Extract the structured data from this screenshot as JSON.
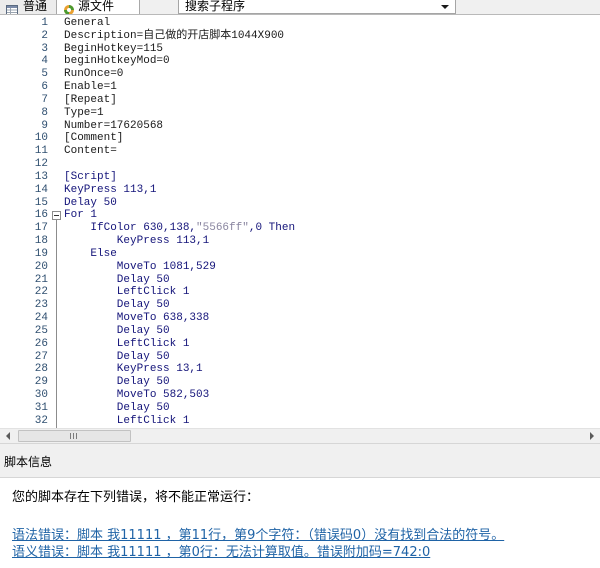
{
  "tab_bar": {
    "tabs": [
      {
        "label": "普通",
        "icon": "table-icon",
        "active": false
      },
      {
        "label": "源文件",
        "icon": "source-code-icon",
        "active": true
      }
    ],
    "subroutine_dropdown": {
      "value": "搜索子程序",
      "icon": "chevron-down-icon"
    }
  },
  "editor": {
    "fold_icon": "collapse-minus-icon",
    "lines": [
      {
        "num": "1",
        "kind": "meta",
        "segs": [
          {
            "text": "General"
          }
        ]
      },
      {
        "num": "2",
        "kind": "meta",
        "segs": [
          {
            "text": "Description=自己做的开店脚本1044X900"
          }
        ]
      },
      {
        "num": "3",
        "kind": "meta",
        "segs": [
          {
            "text": "BeginHotkey=115"
          }
        ]
      },
      {
        "num": "4",
        "kind": "meta",
        "segs": [
          {
            "text": "beginHotkeyMod=0"
          }
        ]
      },
      {
        "num": "5",
        "kind": "meta",
        "segs": [
          {
            "text": "RunOnce=0"
          }
        ]
      },
      {
        "num": "6",
        "kind": "meta",
        "segs": [
          {
            "text": "Enable=1"
          }
        ]
      },
      {
        "num": "7",
        "kind": "meta",
        "segs": [
          {
            "text": "[Repeat]"
          }
        ]
      },
      {
        "num": "8",
        "kind": "meta",
        "segs": [
          {
            "text": "Type=1"
          }
        ]
      },
      {
        "num": "9",
        "kind": "meta",
        "segs": [
          {
            "text": "Number=17620568"
          }
        ]
      },
      {
        "num": "10",
        "kind": "meta",
        "segs": [
          {
            "text": "[Comment]"
          }
        ]
      },
      {
        "num": "11",
        "kind": "meta",
        "segs": [
          {
            "text": "Content="
          }
        ]
      },
      {
        "num": "12",
        "kind": "meta",
        "segs": []
      },
      {
        "num": "13",
        "kind": "script",
        "segs": [
          {
            "text": "[Script]"
          }
        ]
      },
      {
        "num": "14",
        "kind": "script",
        "segs": [
          {
            "text": "KeyPress 113,1"
          }
        ]
      },
      {
        "num": "15",
        "kind": "script",
        "segs": [
          {
            "text": "Delay 50"
          }
        ]
      },
      {
        "num": "16",
        "kind": "script",
        "fold": "expanded",
        "segs": [
          {
            "text": "For 1"
          }
        ]
      },
      {
        "num": "17",
        "kind": "script",
        "segs": [
          {
            "text": "    IfColor 630,138,"
          },
          {
            "text": "\"5566ff\"",
            "style": "string"
          },
          {
            "text": ",0 Then"
          }
        ]
      },
      {
        "num": "18",
        "kind": "script",
        "segs": [
          {
            "text": "        KeyPress 113,1"
          }
        ]
      },
      {
        "num": "19",
        "kind": "script",
        "segs": [
          {
            "text": "    Else"
          }
        ]
      },
      {
        "num": "20",
        "kind": "script",
        "segs": [
          {
            "text": "        MoveTo 1081,529"
          }
        ]
      },
      {
        "num": "21",
        "kind": "script",
        "segs": [
          {
            "text": "        Delay 50"
          }
        ]
      },
      {
        "num": "22",
        "kind": "script",
        "segs": [
          {
            "text": "        LeftClick 1"
          }
        ]
      },
      {
        "num": "23",
        "kind": "script",
        "segs": [
          {
            "text": "        Delay 50"
          }
        ]
      },
      {
        "num": "24",
        "kind": "script",
        "segs": [
          {
            "text": "        MoveTo 638,338"
          }
        ]
      },
      {
        "num": "25",
        "kind": "script",
        "segs": [
          {
            "text": "        Delay 50"
          }
        ]
      },
      {
        "num": "26",
        "kind": "script",
        "segs": [
          {
            "text": "        LeftClick 1"
          }
        ]
      },
      {
        "num": "27",
        "kind": "script",
        "segs": [
          {
            "text": "        Delay 50"
          }
        ]
      },
      {
        "num": "28",
        "kind": "script",
        "segs": [
          {
            "text": "        KeyPress 13,1"
          }
        ]
      },
      {
        "num": "29",
        "kind": "script",
        "segs": [
          {
            "text": "        Delay 50"
          }
        ]
      },
      {
        "num": "30",
        "kind": "script",
        "segs": [
          {
            "text": "        MoveTo 582,503"
          }
        ]
      },
      {
        "num": "31",
        "kind": "script",
        "segs": [
          {
            "text": "        Delay 50"
          }
        ]
      },
      {
        "num": "32",
        "kind": "script",
        "segs": [
          {
            "text": "        LeftClick 1"
          }
        ]
      }
    ],
    "horizontal_scrollbar": {
      "position": 0,
      "visible_fraction": 0.2,
      "left_icon": "scroll-left-arrow-icon",
      "right_icon": "scroll-right-arrow-icon",
      "grip_icon": "scroll-thumb-grip-icon"
    }
  },
  "info_panel": {
    "title": "脚本信息",
    "message": "您的脚本存在下列错误，将不能正常运行：",
    "errors": [
      "语法错误：脚本 我11111 ，第11行，第9个字符：（错误码0）没有找到合法的符号。",
      "语义错误：脚本 我11111 ，第0行：无法计算取值。错误附加码=742:0"
    ]
  },
  "colors": {
    "meta_text": "#1a1a1a",
    "script_text": "#14147a",
    "string_literal": "#8a86a0",
    "line_number": "#2f4f70",
    "error_link": "#1f63a6"
  }
}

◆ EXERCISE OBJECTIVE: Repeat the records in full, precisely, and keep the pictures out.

◆ OUTPUT OF THE TASK:
Extract the structured data from this screenshot as JSON.
{
  "tab_bar": {
    "tabs": [
      {
        "label": "普通",
        "icon": "table-icon",
        "active": false
      },
      {
        "label": "源文件",
        "icon": "source-code-icon",
        "active": true
      }
    ],
    "subroutine_dropdown": {
      "value": "搜索子程序",
      "icon": "chevron-down-icon"
    }
  },
  "editor": {
    "fold_icon": "collapse-minus-icon",
    "lines": [
      {
        "num": "1",
        "kind": "meta",
        "segs": [
          {
            "text": "General"
          }
        ]
      },
      {
        "num": "2",
        "kind": "meta",
        "segs": [
          {
            "text": "Description=自己做的开店脚本1044X900"
          }
        ]
      },
      {
        "num": "3",
        "kind": "meta",
        "segs": [
          {
            "text": "BeginHotkey=115"
          }
        ]
      },
      {
        "num": "4",
        "kind": "meta",
        "segs": [
          {
            "text": "beginHotkeyMod=0"
          }
        ]
      },
      {
        "num": "5",
        "kind": "meta",
        "segs": [
          {
            "text": "RunOnce=0"
          }
        ]
      },
      {
        "num": "6",
        "kind": "meta",
        "segs": [
          {
            "text": "Enable=1"
          }
        ]
      },
      {
        "num": "7",
        "kind": "meta",
        "segs": [
          {
            "text": "[Repeat]"
          }
        ]
      },
      {
        "num": "8",
        "kind": "meta",
        "segs": [
          {
            "text": "Type=1"
          }
        ]
      },
      {
        "num": "9",
        "kind": "meta",
        "segs": [
          {
            "text": "Number=17620568"
          }
        ]
      },
      {
        "num": "10",
        "kind": "meta",
        "segs": [
          {
            "text": "[Comment]"
          }
        ]
      },
      {
        "num": "11",
        "kind": "meta",
        "segs": [
          {
            "text": "Content="
          }
        ]
      },
      {
        "num": "12",
        "kind": "meta",
        "segs": []
      },
      {
        "num": "13",
        "kind": "script",
        "segs": [
          {
            "text": "[Script]"
          }
        ]
      },
      {
        "num": "14",
        "kind": "script",
        "segs": [
          {
            "text": "KeyPress 113,1"
          }
        ]
      },
      {
        "num": "15",
        "kind": "script",
        "segs": [
          {
            "text": "Delay 50"
          }
        ]
      },
      {
        "num": "16",
        "kind": "script",
        "fold": "expanded",
        "segs": [
          {
            "text": "For 1"
          }
        ]
      },
      {
        "num": "17",
        "kind": "script",
        "segs": [
          {
            "text": "    IfColor 630,138,"
          },
          {
            "text": "\"5566ff\"",
            "style": "string"
          },
          {
            "text": ",0 Then"
          }
        ]
      },
      {
        "num": "18",
        "kind": "script",
        "segs": [
          {
            "text": "        KeyPress 113,1"
          }
        ]
      },
      {
        "num": "19",
        "kind": "script",
        "segs": [
          {
            "text": "    Else"
          }
        ]
      },
      {
        "num": "20",
        "kind": "script",
        "segs": [
          {
            "text": "        MoveTo 1081,529"
          }
        ]
      },
      {
        "num": "21",
        "kind": "script",
        "segs": [
          {
            "text": "        Delay 50"
          }
        ]
      },
      {
        "num": "22",
        "kind": "script",
        "segs": [
          {
            "text": "        LeftClick 1"
          }
        ]
      },
      {
        "num": "23",
        "kind": "script",
        "segs": [
          {
            "text": "        Delay 50"
          }
        ]
      },
      {
        "num": "24",
        "kind": "script",
        "segs": [
          {
            "text": "        MoveTo 638,338"
          }
        ]
      },
      {
        "num": "25",
        "kind": "script",
        "segs": [
          {
            "text": "        Delay 50"
          }
        ]
      },
      {
        "num": "26",
        "kind": "script",
        "segs": [
          {
            "text": "        LeftClick 1"
          }
        ]
      },
      {
        "num": "27",
        "kind": "script",
        "segs": [
          {
            "text": "        Delay 50"
          }
        ]
      },
      {
        "num": "28",
        "kind": "script",
        "segs": [
          {
            "text": "        KeyPress 13,1"
          }
        ]
      },
      {
        "num": "29",
        "kind": "script",
        "segs": [
          {
            "text": "        Delay 50"
          }
        ]
      },
      {
        "num": "30",
        "kind": "script",
        "segs": [
          {
            "text": "        MoveTo 582,503"
          }
        ]
      },
      {
        "num": "31",
        "kind": "script",
        "segs": [
          {
            "text": "        Delay 50"
          }
        ]
      },
      {
        "num": "32",
        "kind": "script",
        "segs": [
          {
            "text": "        LeftClick 1"
          }
        ]
      }
    ],
    "horizontal_scrollbar": {
      "position": 0,
      "visible_fraction": 0.2,
      "left_icon": "scroll-left-arrow-icon",
      "right_icon": "scroll-right-arrow-icon",
      "grip_icon": "scroll-thumb-grip-icon"
    }
  },
  "info_panel": {
    "title": "脚本信息",
    "message": "您的脚本存在下列错误，将不能正常运行：",
    "errors": [
      "语法错误：脚本 我11111 ，第11行，第9个字符：（错误码0）没有找到合法的符号。",
      "语义错误：脚本 我11111 ，第0行：无法计算取值。错误附加码=742:0"
    ]
  },
  "colors": {
    "meta_text": "#1a1a1a",
    "script_text": "#14147a",
    "string_literal": "#8a86a0",
    "line_number": "#2f4f70",
    "error_link": "#1f63a6"
  }
}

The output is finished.